Skip to main content

Wooster, David

David Wooster (wŏŏs´tər), 1711–77, American Revolutionary officer, b. Fairfield co., Conn. He served as an officer in the British army during the last of the French and Indian Wars. Wooster resigned his commission upon the outbreak of the American Revolution, was one of the promoters of the Ticonderoga expedition (1775), and was made brigadier general in the Continental army. He led Connecticut troops in the Quebec campaign. After the death of Richard Montgomery, Wooster was put in command (1776) of American forces at Quebec, but he was soon recalled by the Continental Congress because of his ineptitude.

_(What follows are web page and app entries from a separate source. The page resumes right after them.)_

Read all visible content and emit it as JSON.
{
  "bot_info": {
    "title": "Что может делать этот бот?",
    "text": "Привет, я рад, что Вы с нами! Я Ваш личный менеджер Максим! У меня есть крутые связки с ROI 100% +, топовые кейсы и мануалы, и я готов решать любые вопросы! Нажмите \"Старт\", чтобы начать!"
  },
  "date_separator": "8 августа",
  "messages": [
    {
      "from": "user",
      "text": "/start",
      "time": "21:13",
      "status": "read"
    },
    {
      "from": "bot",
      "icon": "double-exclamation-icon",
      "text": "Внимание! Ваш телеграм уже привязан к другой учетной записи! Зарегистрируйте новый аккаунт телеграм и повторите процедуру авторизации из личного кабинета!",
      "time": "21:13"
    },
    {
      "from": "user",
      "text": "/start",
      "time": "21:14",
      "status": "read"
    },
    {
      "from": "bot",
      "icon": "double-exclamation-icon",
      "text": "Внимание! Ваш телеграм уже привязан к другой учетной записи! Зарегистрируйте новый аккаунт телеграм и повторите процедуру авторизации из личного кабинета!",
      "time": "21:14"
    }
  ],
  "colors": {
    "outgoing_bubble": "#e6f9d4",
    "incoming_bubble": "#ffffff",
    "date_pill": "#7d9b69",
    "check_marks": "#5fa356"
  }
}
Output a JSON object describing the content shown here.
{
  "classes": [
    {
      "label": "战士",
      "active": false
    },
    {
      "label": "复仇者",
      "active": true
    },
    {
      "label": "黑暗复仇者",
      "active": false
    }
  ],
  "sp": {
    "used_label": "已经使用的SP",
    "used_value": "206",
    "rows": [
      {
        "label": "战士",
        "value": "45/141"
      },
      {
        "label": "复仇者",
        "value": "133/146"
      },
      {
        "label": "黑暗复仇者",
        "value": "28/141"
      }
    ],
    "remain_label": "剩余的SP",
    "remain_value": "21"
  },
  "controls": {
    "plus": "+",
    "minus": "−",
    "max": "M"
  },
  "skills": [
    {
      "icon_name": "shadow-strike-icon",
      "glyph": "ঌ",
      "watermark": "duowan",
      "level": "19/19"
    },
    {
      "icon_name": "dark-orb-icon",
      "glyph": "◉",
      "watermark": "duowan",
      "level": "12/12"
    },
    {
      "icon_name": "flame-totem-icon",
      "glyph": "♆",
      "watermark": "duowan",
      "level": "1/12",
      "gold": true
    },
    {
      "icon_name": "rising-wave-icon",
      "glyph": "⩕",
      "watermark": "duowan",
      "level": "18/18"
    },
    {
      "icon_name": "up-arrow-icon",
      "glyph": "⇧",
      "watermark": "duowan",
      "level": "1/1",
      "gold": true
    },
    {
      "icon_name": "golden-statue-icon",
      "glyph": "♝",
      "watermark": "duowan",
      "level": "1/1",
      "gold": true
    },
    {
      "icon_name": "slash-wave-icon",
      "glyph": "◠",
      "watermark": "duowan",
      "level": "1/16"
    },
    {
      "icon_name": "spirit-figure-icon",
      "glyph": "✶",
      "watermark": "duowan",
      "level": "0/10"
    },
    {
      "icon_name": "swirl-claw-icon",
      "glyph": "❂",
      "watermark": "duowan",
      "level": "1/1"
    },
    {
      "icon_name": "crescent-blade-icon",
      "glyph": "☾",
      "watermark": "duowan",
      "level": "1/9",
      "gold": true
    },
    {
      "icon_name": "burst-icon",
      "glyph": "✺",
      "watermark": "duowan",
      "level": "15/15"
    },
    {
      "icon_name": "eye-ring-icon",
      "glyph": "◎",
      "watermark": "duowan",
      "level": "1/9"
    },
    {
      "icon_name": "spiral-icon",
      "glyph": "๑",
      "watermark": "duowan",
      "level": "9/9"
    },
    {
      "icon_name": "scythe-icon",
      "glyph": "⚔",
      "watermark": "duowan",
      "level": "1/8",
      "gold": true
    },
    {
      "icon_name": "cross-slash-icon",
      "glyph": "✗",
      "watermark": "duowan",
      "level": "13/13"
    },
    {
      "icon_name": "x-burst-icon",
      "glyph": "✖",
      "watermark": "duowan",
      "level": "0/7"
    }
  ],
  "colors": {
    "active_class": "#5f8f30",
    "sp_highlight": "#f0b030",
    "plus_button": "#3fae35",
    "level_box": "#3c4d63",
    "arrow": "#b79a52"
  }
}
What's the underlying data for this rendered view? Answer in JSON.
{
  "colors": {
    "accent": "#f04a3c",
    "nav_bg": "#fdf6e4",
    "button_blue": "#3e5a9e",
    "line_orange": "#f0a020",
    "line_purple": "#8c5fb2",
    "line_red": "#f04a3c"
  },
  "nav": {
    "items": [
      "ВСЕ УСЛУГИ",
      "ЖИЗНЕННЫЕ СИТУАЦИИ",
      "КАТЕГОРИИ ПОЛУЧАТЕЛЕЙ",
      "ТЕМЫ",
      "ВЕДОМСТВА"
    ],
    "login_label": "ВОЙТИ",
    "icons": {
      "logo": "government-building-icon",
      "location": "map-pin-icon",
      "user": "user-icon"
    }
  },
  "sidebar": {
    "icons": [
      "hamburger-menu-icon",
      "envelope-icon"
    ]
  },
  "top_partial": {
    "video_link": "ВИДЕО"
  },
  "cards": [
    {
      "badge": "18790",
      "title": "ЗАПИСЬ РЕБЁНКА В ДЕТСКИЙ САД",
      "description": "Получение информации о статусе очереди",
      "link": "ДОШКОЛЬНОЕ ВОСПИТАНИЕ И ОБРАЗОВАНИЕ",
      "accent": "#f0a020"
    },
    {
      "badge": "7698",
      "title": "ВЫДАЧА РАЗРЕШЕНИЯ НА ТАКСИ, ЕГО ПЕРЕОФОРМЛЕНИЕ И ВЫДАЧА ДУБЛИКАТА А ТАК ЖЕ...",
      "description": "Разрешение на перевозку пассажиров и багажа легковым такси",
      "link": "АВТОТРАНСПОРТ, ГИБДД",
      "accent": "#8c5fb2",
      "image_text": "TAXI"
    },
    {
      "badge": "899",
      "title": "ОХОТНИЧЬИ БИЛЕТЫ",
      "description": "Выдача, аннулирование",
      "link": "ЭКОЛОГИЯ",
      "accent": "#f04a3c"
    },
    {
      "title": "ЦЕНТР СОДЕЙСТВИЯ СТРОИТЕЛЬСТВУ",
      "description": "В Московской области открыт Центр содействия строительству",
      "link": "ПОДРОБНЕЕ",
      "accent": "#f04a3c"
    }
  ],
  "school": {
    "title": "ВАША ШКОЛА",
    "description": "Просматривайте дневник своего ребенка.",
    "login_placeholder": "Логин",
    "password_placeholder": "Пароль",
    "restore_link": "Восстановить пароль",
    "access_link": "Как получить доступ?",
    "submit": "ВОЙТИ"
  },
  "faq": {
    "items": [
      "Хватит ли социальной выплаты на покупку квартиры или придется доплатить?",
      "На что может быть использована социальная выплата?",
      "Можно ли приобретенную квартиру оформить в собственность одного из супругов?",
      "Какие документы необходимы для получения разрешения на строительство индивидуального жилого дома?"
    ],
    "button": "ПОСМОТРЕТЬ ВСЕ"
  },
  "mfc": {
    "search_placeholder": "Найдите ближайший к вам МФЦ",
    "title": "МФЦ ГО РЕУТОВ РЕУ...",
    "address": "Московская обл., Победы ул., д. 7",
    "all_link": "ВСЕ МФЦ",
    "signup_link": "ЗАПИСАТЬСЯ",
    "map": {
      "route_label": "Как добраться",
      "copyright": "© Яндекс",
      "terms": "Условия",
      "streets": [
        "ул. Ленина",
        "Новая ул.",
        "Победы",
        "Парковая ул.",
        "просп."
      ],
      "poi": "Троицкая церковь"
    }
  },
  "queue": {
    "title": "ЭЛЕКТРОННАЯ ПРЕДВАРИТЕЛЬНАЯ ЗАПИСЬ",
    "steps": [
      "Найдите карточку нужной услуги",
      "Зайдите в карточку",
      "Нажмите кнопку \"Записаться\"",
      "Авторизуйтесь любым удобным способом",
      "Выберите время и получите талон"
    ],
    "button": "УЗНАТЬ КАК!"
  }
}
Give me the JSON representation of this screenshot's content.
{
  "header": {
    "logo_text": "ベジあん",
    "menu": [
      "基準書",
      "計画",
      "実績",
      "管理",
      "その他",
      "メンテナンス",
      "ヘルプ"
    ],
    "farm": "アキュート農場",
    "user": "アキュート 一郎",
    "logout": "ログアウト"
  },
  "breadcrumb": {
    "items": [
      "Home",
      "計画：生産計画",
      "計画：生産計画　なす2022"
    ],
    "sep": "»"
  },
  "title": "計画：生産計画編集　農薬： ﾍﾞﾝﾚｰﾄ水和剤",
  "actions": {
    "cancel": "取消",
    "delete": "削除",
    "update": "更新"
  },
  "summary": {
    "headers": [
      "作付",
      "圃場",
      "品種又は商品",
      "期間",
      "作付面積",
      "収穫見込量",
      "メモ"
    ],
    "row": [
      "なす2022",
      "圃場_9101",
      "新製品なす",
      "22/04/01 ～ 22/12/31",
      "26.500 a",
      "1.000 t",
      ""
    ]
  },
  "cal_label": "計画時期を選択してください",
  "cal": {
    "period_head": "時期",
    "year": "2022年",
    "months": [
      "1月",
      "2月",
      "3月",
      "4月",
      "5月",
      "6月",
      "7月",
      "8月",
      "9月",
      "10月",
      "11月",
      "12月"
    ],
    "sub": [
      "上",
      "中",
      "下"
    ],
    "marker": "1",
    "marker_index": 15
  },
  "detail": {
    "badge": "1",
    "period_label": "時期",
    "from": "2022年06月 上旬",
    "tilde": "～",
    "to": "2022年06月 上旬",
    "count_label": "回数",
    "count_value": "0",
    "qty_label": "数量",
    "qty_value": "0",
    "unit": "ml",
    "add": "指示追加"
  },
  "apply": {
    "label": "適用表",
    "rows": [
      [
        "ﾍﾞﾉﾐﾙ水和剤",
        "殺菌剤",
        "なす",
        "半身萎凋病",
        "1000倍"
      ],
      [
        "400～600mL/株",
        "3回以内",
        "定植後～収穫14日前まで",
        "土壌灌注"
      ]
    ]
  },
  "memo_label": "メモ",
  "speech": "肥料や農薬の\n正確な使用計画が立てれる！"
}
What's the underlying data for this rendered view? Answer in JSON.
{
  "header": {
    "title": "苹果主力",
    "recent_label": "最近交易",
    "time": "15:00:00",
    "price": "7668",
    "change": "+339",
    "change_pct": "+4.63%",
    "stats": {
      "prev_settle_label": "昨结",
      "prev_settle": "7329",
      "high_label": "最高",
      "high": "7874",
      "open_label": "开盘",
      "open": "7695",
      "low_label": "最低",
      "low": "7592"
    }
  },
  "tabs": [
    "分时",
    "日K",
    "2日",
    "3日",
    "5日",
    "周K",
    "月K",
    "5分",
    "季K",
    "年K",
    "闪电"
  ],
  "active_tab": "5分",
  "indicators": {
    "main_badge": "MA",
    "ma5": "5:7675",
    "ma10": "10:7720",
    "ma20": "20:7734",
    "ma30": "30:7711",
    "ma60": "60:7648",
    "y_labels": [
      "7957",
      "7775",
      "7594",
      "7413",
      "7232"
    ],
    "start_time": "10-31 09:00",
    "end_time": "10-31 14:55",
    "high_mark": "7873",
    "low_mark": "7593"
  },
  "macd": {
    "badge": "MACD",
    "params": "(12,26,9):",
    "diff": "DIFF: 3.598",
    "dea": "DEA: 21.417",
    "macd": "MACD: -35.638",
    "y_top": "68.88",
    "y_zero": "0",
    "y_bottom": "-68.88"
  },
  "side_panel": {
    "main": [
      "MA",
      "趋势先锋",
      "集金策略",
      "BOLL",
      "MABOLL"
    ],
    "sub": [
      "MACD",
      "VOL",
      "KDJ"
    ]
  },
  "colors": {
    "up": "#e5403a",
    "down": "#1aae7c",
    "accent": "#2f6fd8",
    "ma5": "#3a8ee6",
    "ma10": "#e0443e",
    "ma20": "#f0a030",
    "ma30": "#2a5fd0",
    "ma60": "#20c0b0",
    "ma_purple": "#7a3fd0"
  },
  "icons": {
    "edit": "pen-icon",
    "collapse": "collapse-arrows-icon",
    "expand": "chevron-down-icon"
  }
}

Wooster, commanding the Connecticut militia, was mortally wounded in battle near Danbury, Conn., against Tory raiders.

Cite this article
Pick a style below, and copy the text for your bibliography.

  • MLA
  • Chicago
  • APA

"Wooster, David." The Columbia Encyclopedia, 6th ed.. . 16 Jul. 2018 <>.

"Wooster, David." The Columbia Encyclopedia, 6th ed.. . (July 16, 2018).

"Wooster, David." The Columbia Encyclopedia, 6th ed.. . Retrieved July 16, 2018 from

Learn more about citation styles

Citation styles gives you the ability to cite reference entries and articles according to common styles from the Modern Language Association (MLA), The Chicago Manual of Style, and the American Psychological Association (APA).

Within the “Cite this article” tool, pick a style to see how all available information looks when formatted according to that style. Then, copy and paste the text into your bibliography or works cited list.

Because each style has its own formatting nuances that evolve over time and not all information is available for every reference entry or article, cannot guarantee each citation it generates. Therefore, it’s best to use citations as a starting point before checking the style against your school or publication’s requirements and the most-recent information available at these sites:

Modern Language Association

The Chicago Manual of Style

American Psychological Association

  • Most online reference entries and articles do not have page numbers. Therefore, that information is unavailable for most content. However, the date of retrieval is often important. Refer to each style’s convention regarding the best way to format page numbers and retrieval dates.
  • In addition to the MLA, Chicago, and APA styles, your school, university, publication, or institution may have its own requirements for citations. Therefore, be sure to refer to those guidelines when editing your bibliography or works cited list.